▶ _THE TASK_
Your answer should repeat the listing in full, with no line missing or altered.

▶ _SOURCE DATA_
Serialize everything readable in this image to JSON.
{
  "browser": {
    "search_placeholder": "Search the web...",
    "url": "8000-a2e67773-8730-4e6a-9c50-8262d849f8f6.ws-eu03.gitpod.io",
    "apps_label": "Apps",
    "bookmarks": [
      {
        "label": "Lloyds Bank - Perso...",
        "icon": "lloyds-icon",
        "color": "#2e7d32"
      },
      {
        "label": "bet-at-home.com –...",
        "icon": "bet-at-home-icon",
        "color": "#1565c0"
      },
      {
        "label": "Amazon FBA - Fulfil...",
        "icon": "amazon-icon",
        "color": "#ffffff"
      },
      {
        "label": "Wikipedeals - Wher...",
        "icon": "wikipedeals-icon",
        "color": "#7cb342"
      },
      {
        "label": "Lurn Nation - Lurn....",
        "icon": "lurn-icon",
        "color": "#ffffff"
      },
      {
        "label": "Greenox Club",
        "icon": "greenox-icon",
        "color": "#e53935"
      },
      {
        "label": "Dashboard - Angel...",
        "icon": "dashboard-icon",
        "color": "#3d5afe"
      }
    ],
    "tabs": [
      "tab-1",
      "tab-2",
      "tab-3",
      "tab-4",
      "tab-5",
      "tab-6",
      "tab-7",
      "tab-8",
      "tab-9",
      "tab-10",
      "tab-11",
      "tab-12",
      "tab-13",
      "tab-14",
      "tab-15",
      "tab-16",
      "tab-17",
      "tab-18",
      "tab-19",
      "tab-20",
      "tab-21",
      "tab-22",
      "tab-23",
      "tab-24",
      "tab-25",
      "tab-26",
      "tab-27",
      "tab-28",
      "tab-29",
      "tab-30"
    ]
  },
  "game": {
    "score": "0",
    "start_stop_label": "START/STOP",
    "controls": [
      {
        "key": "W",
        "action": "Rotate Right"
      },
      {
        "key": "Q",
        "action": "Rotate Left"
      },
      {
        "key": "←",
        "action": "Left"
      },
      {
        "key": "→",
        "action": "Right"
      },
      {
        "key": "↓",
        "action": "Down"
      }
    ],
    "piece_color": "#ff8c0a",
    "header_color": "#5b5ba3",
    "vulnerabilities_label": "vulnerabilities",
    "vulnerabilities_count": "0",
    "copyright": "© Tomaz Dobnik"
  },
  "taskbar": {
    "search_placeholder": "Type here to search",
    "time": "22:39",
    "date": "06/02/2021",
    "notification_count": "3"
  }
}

▶ _EXERCISE RESULT_
Serialize everything readable in this image to JSON.
{
  "browser": {
    "search_placeholder": "Search the web...",
    "url": "8000-a2e67773-8730-4e6a-9c50-8262d849f8f6.ws-eu03.gitpod.io",
    "apps_label": "Apps",
    "bookmarks": [
      {
        "label": "Lloyds Bank - Perso...",
        "icon": "lloyds-icon",
        "color": "#2e7d32"
      },
      {
        "label": "bet-at-home.com –...",
        "icon": "bet-at-home-icon",
        "color": "#1565c0"
      },
      {
        "label": "Amazon FBA - Fulfil...",
        "icon": "amazon-icon",
        "color": "#ffffff"
      },
      {
        "label": "Wikipedeals - Wher...",
        "icon": "wikipedeals-icon",
        "color": "#7cb342"
      },
      {
        "label": "Lurn Nation - Lurn....",
        "icon": "lurn-icon",
        "color": "#ffffff"
      },
      {
        "label": "Greenox Club",
        "icon": "greenox-icon",
        "color": "#e53935"
      },
      {
        "label": "Dashboard - Angel...",
        "icon": "dashboard-icon",
        "color": "#3d5afe"
      }
    ],
    "tabs": [
      "tab-1",
      "tab-2",
      "tab-3",
      "tab-4",
      "tab-5",
      "tab-6",
      "tab-7",
      "tab-8",
      "tab-9",
      "tab-10",
      "tab-11",
      "tab-12",
      "tab-13",
      "tab-14",
      "tab-15",
      "tab-16",
      "tab-17",
      "tab-18",
      "tab-19",
      "tab-20",
      "tab-21",
      "tab-22",
      "tab-23",
      "tab-24",
      "tab-25",
      "tab-26",
      "tab-27",
      "tab-28",
      "tab-29",
      "tab-30"
    ]
  },
  "game": {
    "score": "0",
    "start_stop_label": "START/STOP",
    "controls": [
      {
        "key": "W",
        "action": "Rotate Right"
      },
      {
        "key": "Q",
        "action": "Rotate Left"
      },
      {
        "key": "←",
        "action": "Left"
      },
      {
        "key": "→",
        "action": "Right"
      },
      {
        "key": "↓",
        "action": "Down"
      }
    ],
    "piece_color": "#ff8c0a",
    "header_color": "#5b5ba3",
    "vulnerabilities_label": "vulnerabilities",
    "vulnerabilities_count": "0",
    "copyright": "© Tomaz Dobnik"
  },
  "taskbar": {
    "search_placeholder": "Type here to search",
    "time": "22:39",
    "date": "06/02/2021",
    "notification_count": "3"
  }
}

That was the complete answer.